UPDATE, 2p ET: Gretchen Carlson spoke to Fire Captain Mike Mohler this afternoon about the "unprecedented" wildfires burning in San Diego County. Nearly 20,000 new evacuation orders were issued Friday as crews battle nine fires in southern California.

Mohler said if the weather cooperates over the next few days, fire crews hope to "turn the corner" soon.

Mohler said the current conditions - strong offshore winds, low humidity and months of drought - are ripe for wildfires. He explained that this type of weather is not usually seen in the area until August.

Watch the interview above.

UPDATE, 9a ET: Will Carr reported the latest from San Diego County as the wildfires continue to burn out of control. About 1,000 firefighters are battling the fires amid record-high temperatures and fierce winds. At least a dozen homes and businesses have been destroyed at this point.

Two men were arrested in Escondido for allegedly trying to set another fire. It's unclear whether the men are suspects in the current fires.

Authorities found a badly burned body in Carlsbad overnight in an area frequented by homeless people.

Watch his report from America's Newsroom above.

An out-of-control wildfire, described by Shepard Smith as a "fire tornado," is burning this afternoon in San Marcos, California, near San Diego.

Some incredible and terrifying footage was brought to us this afternoon, as Will Carr reported live from the scene.

Read more on the situation below from FoxNews.com and check out some photos that we saw this afternoon on Shepard Smith Reporting.

Stay tuned to Fox News Channel throughout the day and night for more on this developing story.

California Gov. Jerry Brown declared a state of emergency in San Diego County Wednesday after temperatures approaching 100 degrees and gusting winds fueled nine wildfires covering 14 square miles Wednesday. 

No major injuries were reported, but thousands were forced to flee burning homes, while hundreds of schools were closed through at least next week. At least two firefighters suffered minor injuries -- one heat-related and one from smoke inhalation.

The biggest concern late Wednesday was in San Marcos north of San Diego, where a new blaze broke out in the late afternoon, some 21,000 evacuation notices were sent to residents and a California State University campus with nearly 10,000 students was evacuated. At least five structures there were destroyed, authorities said, but it wasn't immediately clear how many were homes.

The worst of the fires was in the coastal city of Carlsbad, about 30 miles north of San Diego and home to Legoland California. The park was closed because of a power outage caused by the fire.

Carlsbad Mayor Matt Hall said the blaze consumed an eight-unit condominium complex and damaged eight homes and two businesses. Thousands were asked to evacuate their homes.

As the flames surged, a steady stream of residents stopped at a roadblock on a four-lane thoroughfare as they tried to return home to collect valuables.

Richard Sanchez watched nervously as a plume of black smoke rose near his home.
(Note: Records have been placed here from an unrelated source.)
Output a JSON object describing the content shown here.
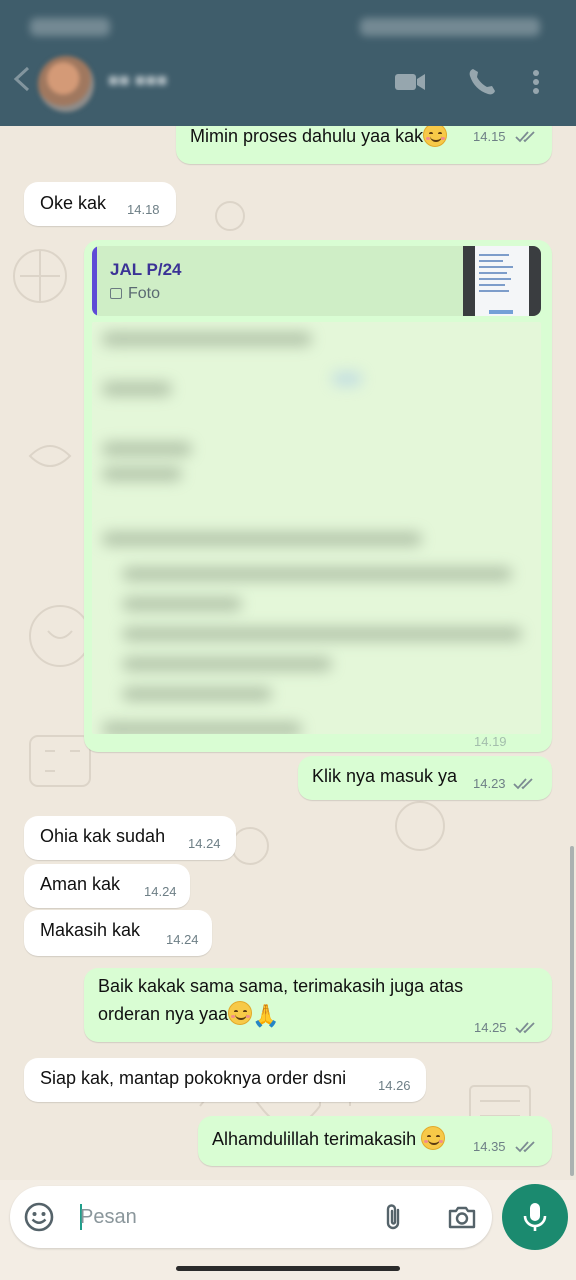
{
  "header": {
    "icons": [
      "video-call-icon",
      "voice-call-icon",
      "more-vert-icon"
    ],
    "colors": {
      "header_bg": "#3f5d6b"
    }
  },
  "messages": [
    {
      "direction": "out",
      "text": "Mimin proses dahulu yaa kak",
      "time": "14.15",
      "emoji": "smiling-face"
    },
    {
      "direction": "in",
      "text": "Oke kak",
      "time": "14.18"
    },
    {
      "direction": "out",
      "type": "image-reply",
      "reply_title": "JAL P/24",
      "reply_sub": "Foto",
      "time": "14.19"
    },
    {
      "direction": "out",
      "text": "Klik nya masuk ya",
      "time": "14.23"
    },
    {
      "direction": "in",
      "text": "Ohia kak sudah",
      "time": "14.24"
    },
    {
      "direction": "in",
      "text": "Aman kak",
      "time": "14.24"
    },
    {
      "direction": "in",
      "text": "Makasih kak",
      "time": "14.24"
    },
    {
      "direction": "out",
      "text_line1": "Baik kakak sama sama, terimakasih juga atas",
      "text_line2": "orderan nya yaa",
      "time": "14.25",
      "emoji": "smiling-face, folded-hands"
    },
    {
      "direction": "in",
      "text": "Siap kak, mantap pokoknya order dsni",
      "time": "14.26"
    },
    {
      "direction": "out",
      "text": "Alhamdulillah terimakasih",
      "time": "14.35",
      "emoji": "smiling-face"
    }
  ],
  "composer": {
    "placeholder": "Pesan",
    "icons": [
      "emoji-icon",
      "attach-icon",
      "camera-icon",
      "mic-icon"
    ]
  },
  "colors": {
    "outgoing_bubble": "#d9fdd3",
    "incoming_bubble": "#ffffff",
    "chat_bg": "#efe8dd",
    "mic_button": "#1b8a6f",
    "read_ticks": "#7c8b92"
  }
}
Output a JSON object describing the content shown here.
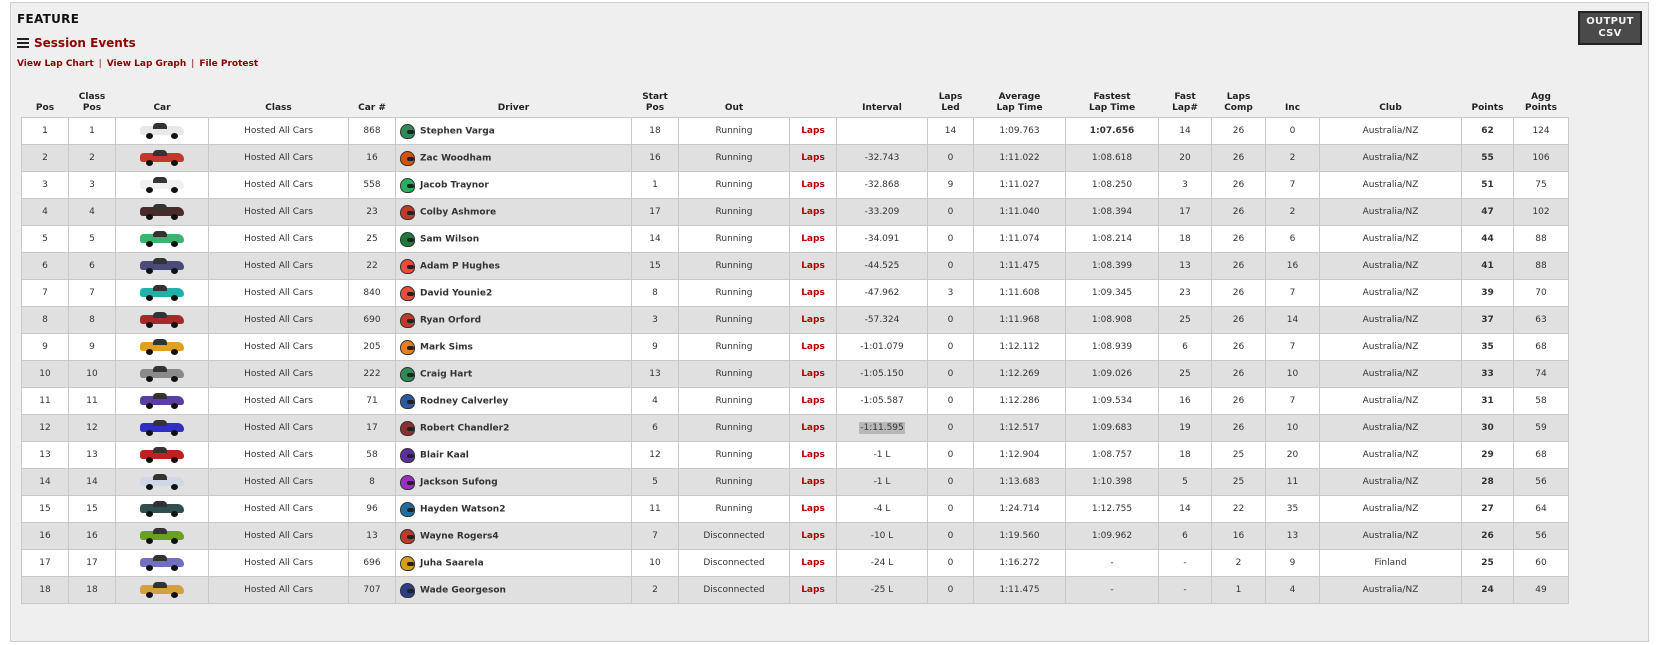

He had left his house an hour earlier in sandals to run an errand.

"All I want to do is get there and evacuate," Sanchez said. "We have a plan, but I can't execute it."

As authorities yelled "Please evacuate!" in Joe Post's neighborhood, he grabbed a garden hose and doused a palm tree in flames between his home and his neighbor's. He debated about leaving his home, but he was worried what he might find upon returning.

"Work water, work!" he shouted, spraying down charred landscaping.

Late Wednesday, fire officials said they had stopped the advance of the flames, but other areas in the county flared up.

Officials said many schools across the county would be closed Thursday, including San Diego Unified School District. A fire on the edge of San Diego in the community of Lakeside prompted brief evacuations in the early evening Wednesday that were called off a few hours later.

Another fire broke out late Wednesday on Naval Weapons Station Fallbrook at Camp Pendleton. Approximately 890 people were forced from their homes, though some were later allowed to return. Naval Weapons Station Fallbrook will be closed Thursday due to a lack of power. 

Drought conditions have made fire danger extremely high throughout much of California. Officials have encouraged residents in fire-prone areas to prepare evacuation plans and clear brush from near their homes.

The Carlsbad fire broke out around 10:30 a.m. and spread through heavy brush before jumping into residential areas.

The wind-driven wildfire tossed embers onto roofs and trees, igniting them. Firefighters found themselves evacuating people and battling the blaze at the same time.

The city's fire chief said the blazes were unprecedented in his 27-year firefighting career because they are so early in the year.

"This is May, this is unbelievable. This is something we should see in October," Chief Michael Davis said. "I haven't seen it this hot, this dry, this long in May."